But he stressed the end goal must be not only for the North to give up its nuclear weapons but also the components to make them.
“We want no enrichment, we want no reprocessing, so we want no fissile material production capability, no nuclear weapons,” Gallucci said during a recent forum sponsored by the 38 North website.
Joseph Yun, who served as Trump’s main envoy to North Korea until retiring in February, said the president should use the summit to demand a detailed declaration of all nuclear sites and fissile material.
“Without knowing what they have, how are you going to negotiate with them?” Yun said Tuesday during a congressional hearing.
He said the United States could offer in return an end-of-war declaration, regime security assurances and the opening of liaison offices to begin normalizing relations.
One of the early casualties of the diplomatic process appears to be the Trump administration’s maximum pressure campaign, which the president has touted as a key factor in bringing the North to the table.
Trump said last week that he no longer wants to use that term and decided to suspend plans to impose what he described as hundreds of unilateral sanctions that had been readied.
The tough measures that have been slapped on the North as tensions rose in recent years stand, but experts say there’s evidence that China and other North Korean allies already have moved to relax the implementation that had begun to have an effect.
“North Korea in this process has very little to lose,” Yun Sen, a co-director of the East Asia program at the Stimson Center, said in a phone interview.
“It has manipulated the diplomatic situation to force China to re-engage,” she said. “I think on the U.S. side, I don’t think North Korea has really given up anything other than its provocative policy.”
South Korea has already taken steps to improve bilateral relations and eventually restore economic ties with the North, starting with the landmark summit between Moon and Kim on April 27 when they embraced warmly in the truce village in the heavily fortified border.
Seoul and Washington have insisted their alliance remains strong, but Moon was clearly shocked when Trump announced on May 24 that he was canceling the summit without consultation.
The South Korean leader quickly agreed to a request by the North for a second summit the next day.
“Going forward, if Trump wants to prevent decoupling he’s going to have to do a better job of alliance management with the South,” Gomez said.
The communist state also has traditionally linked denuclearization to the removal of U.S. troops and other assets from the region. The Americans provide protection to South Korea and Japan under a so-called nuclear umbrella.
Trump and Defense Secretary Jim Mattis have insisted that the presence of some 28,500 U.S. servicemembers stationed in South Korea is not up for negotiation.

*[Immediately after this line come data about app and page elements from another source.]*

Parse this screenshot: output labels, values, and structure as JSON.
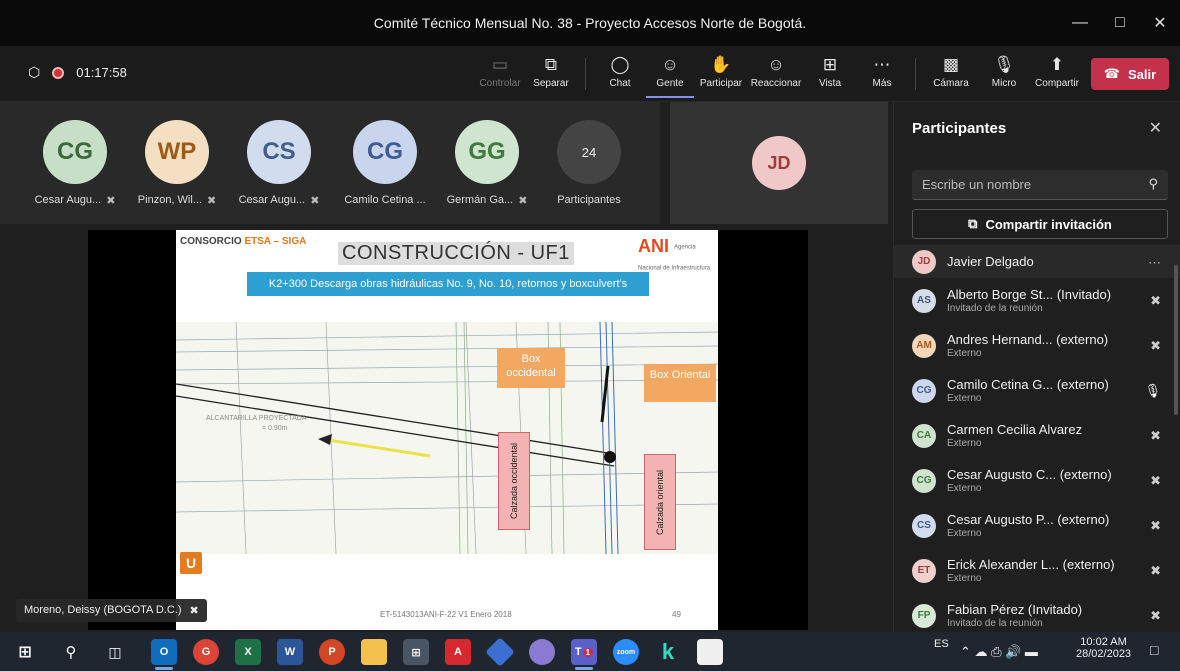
{
  "window": {
    "title": "Comité Técnico Mensual No. 38 - Proyecto Accesos Norte de Bogotá."
  },
  "toolbar": {
    "timer": "01:17:58",
    "buttons": [
      {
        "label": "Controlar",
        "icon": "control-icon"
      },
      {
        "label": "Separar",
        "icon": "popout-icon"
      },
      {
        "label": "Chat",
        "icon": "chat-icon"
      },
      {
        "label": "Gente",
        "icon": "people-icon"
      },
      {
        "label": "Participar",
        "icon": "raise-hand-icon"
      },
      {
        "label": "Reaccionar",
        "icon": "smiley-icon"
      },
      {
        "label": "Vista",
        "icon": "grid-view-icon"
      },
      {
        "label": "Más",
        "icon": "more-icon"
      },
      {
        "label": "Cámara",
        "icon": "camera-off-icon"
      },
      {
        "label": "Micro",
        "icon": "mic-off-icon"
      },
      {
        "label": "Compartir",
        "icon": "share-icon"
      }
    ],
    "leave_label": "Salir"
  },
  "gallery": {
    "tiles": [
      {
        "initials": "CG",
        "name": "Cesar Augu...",
        "color": "#c7dfc7",
        "text": "#3a6a3a"
      },
      {
        "initials": "WP",
        "name": "Pinzon, Wil...",
        "color": "#f4dfc2",
        "text": "#9b5c17"
      },
      {
        "initials": "CS",
        "name": "Cesar Augu...",
        "color": "#d1dcef",
        "text": "#3f5e8c"
      },
      {
        "initials": "CG",
        "name": "Camilo Cetina ...",
        "color": "#c9d5ec",
        "text": "#3f5a94"
      },
      {
        "initials": "GG",
        "name": "Germán Ga...",
        "color": "#cfe5cf",
        "text": "#3f7a3f"
      }
    ],
    "more_count": "24",
    "more_label": "Participantes",
    "pinned_initials": "JD"
  },
  "slide": {
    "logo_left_a": "CONSORCIO ",
    "logo_left_b": "ETSA – SIGA",
    "title": "CONSTRUCCIÓN - UF1",
    "ani_logo": "ANI",
    "ani_sub": "Agencia Nacional de Infraestructura",
    "banner": "K2+300 Descarga obras hidráulicas No. 9, No. 10, retornos y boxculvert's",
    "labels": {
      "box_occ": "Box occidental",
      "box_ori": "Box Oriental",
      "calz_occ": "Calzada occidental",
      "calz_ori": "Calzada oriental",
      "alcantarilla": "ALCANTARILLA PROYECTADA",
      "alcantarilla_dim": "= 0.90m"
    },
    "footer_code": "ET-5143013ANI-F-22 V1 Enero 2018",
    "page_number": "49",
    "u_logo": "U"
  },
  "presenter": {
    "name": "Moreno, Deissy (BOGOTA D.C.)"
  },
  "panel": {
    "title": "Participantes",
    "search_placeholder": "Escribe un nombre",
    "share_label": "Compartir invitación",
    "people": [
      {
        "initials": "JD",
        "name": "Javier Delgado",
        "sub": "",
        "status": "···",
        "bg": "#f0c8c8",
        "fg": "#a33a3a"
      },
      {
        "initials": "AS",
        "name": "Alberto Borge St... (Invitado)",
        "sub": "Invitado de la reunión",
        "status": "mic-off",
        "bg": "#d6dcea",
        "fg": "#44557a"
      },
      {
        "initials": "AM",
        "name": "Andres Hernand... (externo)",
        "sub": "Externo",
        "status": "mic-off",
        "bg": "#f4d6b8",
        "fg": "#a65a17"
      },
      {
        "initials": "CG",
        "name": "Camilo Cetina G... (externo)",
        "sub": "Externo",
        "status": "mic-on",
        "bg": "#cdd8ee",
        "fg": "#3f5a94"
      },
      {
        "initials": "CA",
        "name": "Carmen Cecilia Alvarez",
        "sub": "Externo",
        "status": "mic-off",
        "bg": "#cfe3cf",
        "fg": "#3f7a3f"
      },
      {
        "initials": "CG",
        "name": "Cesar Augusto C... (externo)",
        "sub": "Externo",
        "status": "mic-off",
        "bg": "#cfe3cf",
        "fg": "#3f7a3f"
      },
      {
        "initials": "CS",
        "name": "Cesar Augusto P... (externo)",
        "sub": "Externo",
        "status": "mic-off",
        "bg": "#d1dcef",
        "fg": "#3f5e8c"
      },
      {
        "initials": "ET",
        "name": "Erick Alexander L... (externo)",
        "sub": "Externo",
        "status": "mic-off",
        "bg": "#f0cfcf",
        "fg": "#9a3f3f"
      },
      {
        "initials": "FP",
        "name": "Fabian Pérez (Invitado)",
        "sub": "Invitado de la reunión",
        "status": "mic-off",
        "bg": "#d8ead8",
        "fg": "#3f7a3f"
      }
    ]
  },
  "taskbar": {
    "lang": "ES",
    "time": "10:02 AM",
    "date": "28/02/2023",
    "apps": [
      "windows-start-icon",
      "search-icon",
      "task-view-icon",
      "outlook-icon",
      "chrome-icon",
      "excel-icon",
      "word-icon",
      "powerpoint-icon",
      "file-explorer-icon",
      "calculator-icon",
      "acrobat-icon",
      "azure-icon",
      "paint-icon",
      "teams-icon",
      "zoom-icon",
      "k-app-icon",
      "notepad-icon"
    ],
    "zoom_label": "zoom",
    "teams_badge": "1"
  }
}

The North Korean leader also reportedly has not raised the subject, but experts say he’s likely keeping it on the back burner.
“He doesn’t have to go in head-on and demand, ‘President Trump, get rid of your troops.’ He can do it a different way and that way is the peace process,” Duyeon Kim said.